Stored data:

● ● ● ●

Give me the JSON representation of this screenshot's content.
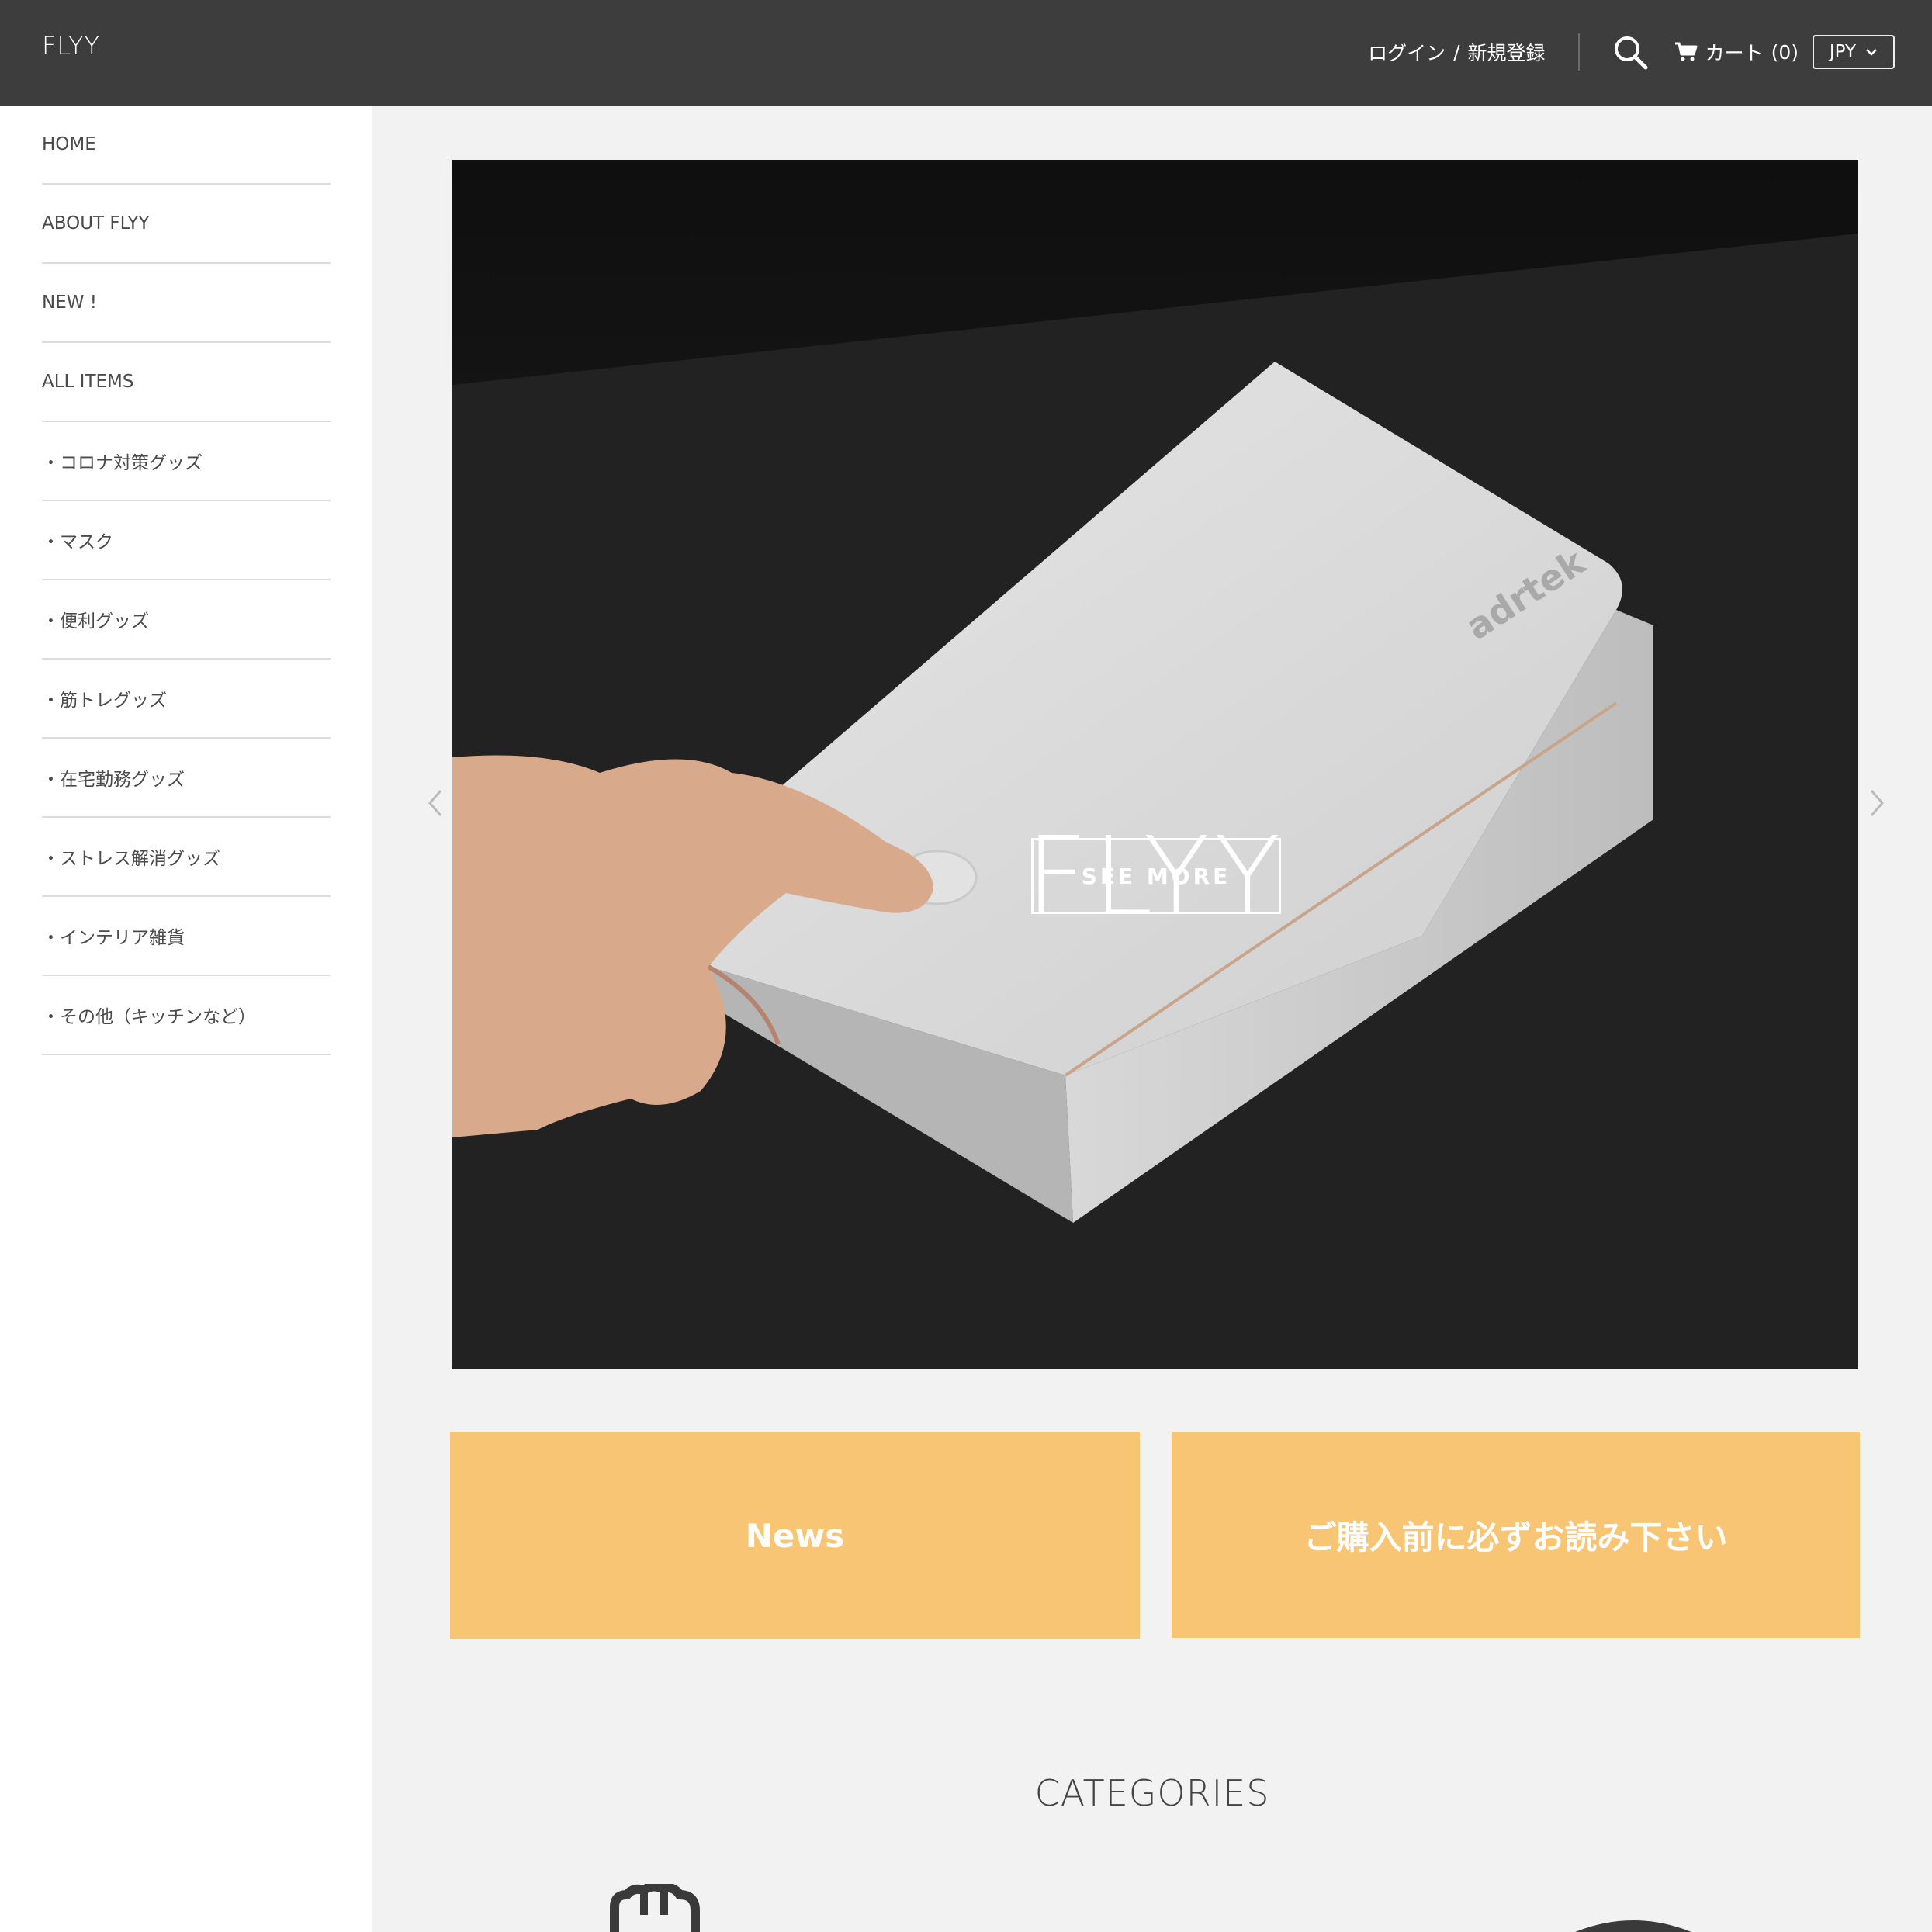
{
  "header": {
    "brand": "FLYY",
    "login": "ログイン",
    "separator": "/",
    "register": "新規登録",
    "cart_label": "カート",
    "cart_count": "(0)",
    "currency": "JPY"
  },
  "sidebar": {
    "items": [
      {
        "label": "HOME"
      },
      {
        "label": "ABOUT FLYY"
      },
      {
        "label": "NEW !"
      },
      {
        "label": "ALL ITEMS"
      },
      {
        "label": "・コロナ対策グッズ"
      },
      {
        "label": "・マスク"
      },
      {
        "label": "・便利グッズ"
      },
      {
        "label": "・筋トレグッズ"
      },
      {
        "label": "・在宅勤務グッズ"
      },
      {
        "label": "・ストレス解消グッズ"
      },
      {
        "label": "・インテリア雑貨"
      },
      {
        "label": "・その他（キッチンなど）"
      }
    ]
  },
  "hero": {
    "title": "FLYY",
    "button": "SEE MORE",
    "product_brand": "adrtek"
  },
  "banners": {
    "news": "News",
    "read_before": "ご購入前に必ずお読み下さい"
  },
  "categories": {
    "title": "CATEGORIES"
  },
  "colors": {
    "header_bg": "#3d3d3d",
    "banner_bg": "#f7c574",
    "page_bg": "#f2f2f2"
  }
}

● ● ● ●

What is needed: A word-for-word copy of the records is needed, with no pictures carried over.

Completed task:
Give me the JSON representation of this screenshot's content.
{
  "header": {
    "brand": "FLYY",
    "login": "ログイン",
    "separator": "/",
    "register": "新規登録",
    "cart_label": "カート",
    "cart_count": "(0)",
    "currency": "JPY"
  },
  "sidebar": {
    "items": [
      {
        "label": "HOME"
      },
      {
        "label": "ABOUT FLYY"
      },
      {
        "label": "NEW !"
      },
      {
        "label": "ALL ITEMS"
      },
      {
        "label": "・コロナ対策グッズ"
      },
      {
        "label": "・マスク"
      },
      {
        "label": "・便利グッズ"
      },
      {
        "label": "・筋トレグッズ"
      },
      {
        "label": "・在宅勤務グッズ"
      },
      {
        "label": "・ストレス解消グッズ"
      },
      {
        "label": "・インテリア雑貨"
      },
      {
        "label": "・その他（キッチンなど）"
      }
    ]
  },
  "hero": {
    "title": "FLYY",
    "button": "SEE MORE",
    "product_brand": "adrtek"
  },
  "banners": {
    "news": "News",
    "read_before": "ご購入前に必ずお読み下さい"
  },
  "categories": {
    "title": "CATEGORIES"
  },
  "colors": {
    "header_bg": "#3d3d3d",
    "banner_bg": "#f7c574",
    "page_bg": "#f2f2f2"
  }
}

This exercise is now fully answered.